Before all spinning journeys, I search through my entire spinning stash with the hope of identifying the perfect spinning project for the day.  As I was searching through my stash this morning, I was overcome with indecision about what colors and fibers to bring.  After a few minutes of hemming and hawing, I just grabbed a few different things and off I went.  I ended up spinning a 80% superfine merino/20% tussah silk blend in a colorway that I call "Tourmaline."

Tourmaline - merino/silk

I spun this yarn using the fractal striping method that Janel Laidman described in the Summer 2007 issue of Spin-Off Magazine.  I am really pleased with the look and hand of the final yarn, and I can hardly wait to start knitting with it.

Tourmaline Handspun

Monday, February 2, 2009

Spinning Workshop with Janel Laidman

On January 31, a group of us spinners got together at Lori's house for a workshop led by Janel Laidman on how to get the most out of your handpainted rovings.  During the workshop we learned several techniques for splitting handpainted rovings prior to spinning in order to reduce the stripy look.  All of the rovings we used were handpainted by Lori, who has an amazing color sense.  We spun for about 5 hours, and in the end everyone had some very beautiful yarns to take home with them.


I have already decided that my yarns are destined to become Lynne Vogel's Starry Night Scarf.  I purchased the pattern from her Etsy shop back in December, and have been wanting to cast on since then.


Sunday, January 25, 2009

TNNA 2009

My sweetie and I were fortunate enough to make it to TNNA's winter show in San Diego last weekend.  In the words of Anne of Green Gables, there was plenty of "scope for the imagination" to be had by most.

 San Diego

We attended "Sample It" on Friday night, which was a great opportunity to see new products by some of our favorite fiber industry folks.  The best part was that you could buy samples of these items.  I snatched up a Flat Feet kit from Conjoined Creations in a wonderful pink and purple colorway.  This kit was very smartly designed and even included a copy of their latest pattern book and double pointed needles so that I could start knitting immediately.

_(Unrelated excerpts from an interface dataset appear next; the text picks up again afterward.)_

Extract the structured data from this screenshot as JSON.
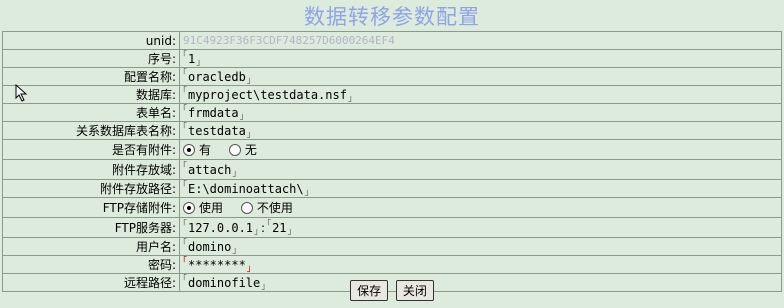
{
  "page": {
    "title": "数据转移参数配置"
  },
  "form": {
    "unid": {
      "label": "unid:",
      "value": "91C4923F36F3CDF748257D6000264EF4"
    },
    "seq": {
      "label": "序号:",
      "value": "1"
    },
    "config_name": {
      "label": "配置名称:",
      "value": "oracledb"
    },
    "database": {
      "label": "数据库:",
      "value": "myproject\\testdata.nsf"
    },
    "form_name": {
      "label": "表单名:",
      "value": "frmdata"
    },
    "relational_table": {
      "label": "关系数据库表名称:",
      "value": "testdata"
    },
    "has_attachment": {
      "label": "是否有附件:",
      "options": [
        "有",
        "无"
      ],
      "selected": "有"
    },
    "attachment_field": {
      "label": "附件存放域:",
      "value": "attach"
    },
    "attachment_path": {
      "label": "附件存放路径:",
      "value": "E:\\dominoattach\\"
    },
    "ftp_store": {
      "label": "FTP存储附件:",
      "options": [
        "使用",
        "不使用"
      ],
      "selected": "使用"
    },
    "ftp_server": {
      "label": "FTP服务器:",
      "host": "127.0.0.1",
      "separator": ":",
      "port": "21"
    },
    "username": {
      "label": "用户名:",
      "value": "domino"
    },
    "password": {
      "label": "密码:",
      "value": "********"
    },
    "remote_path": {
      "label": "远程路径:",
      "value": "dominofile"
    }
  },
  "buttons": {
    "save": "保存",
    "close": "关闭"
  }
}
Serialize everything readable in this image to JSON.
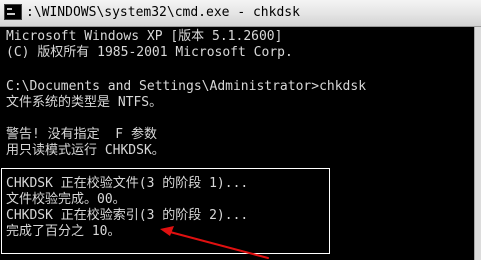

 Conjoined Creations - Flat Feet Kit

I also picked up a sample kit from Eucalan, my favorite wool wash company.  They have a couple of neat new products out, including lint remover sheets (perfect for the hand spinner) and single use wipes for those knitwear + food accidents on-the-go.

Eucalan Kit

 On Saturday morning, I attended a class on "Designing Sweaters that Fit" by Stefanie Japel, author of Fitted Knits and Glam Knits.  The focus of the class was on taking your own measurements and using them to design a top-down raglan sweater that fits your proportions perfectly.  This class was very useful, and certainly inspired me to start knitting sweaters from the top.  Thanks, Stefanie!

San Diego Convention Center

 After my class on Saturday morning, my sweetie and I walked around the marketplace.  We stopped by so many great exhibitor booths.  A few of our favorites were Interweave Press, Fiber Fiend, One World Button Supply Co., Bijou Basin Ranch, Hand Jive, Lantern Moon, and Tanglewood Fiber Creations.  We really had such a great time and we have already marked our calendar for next year!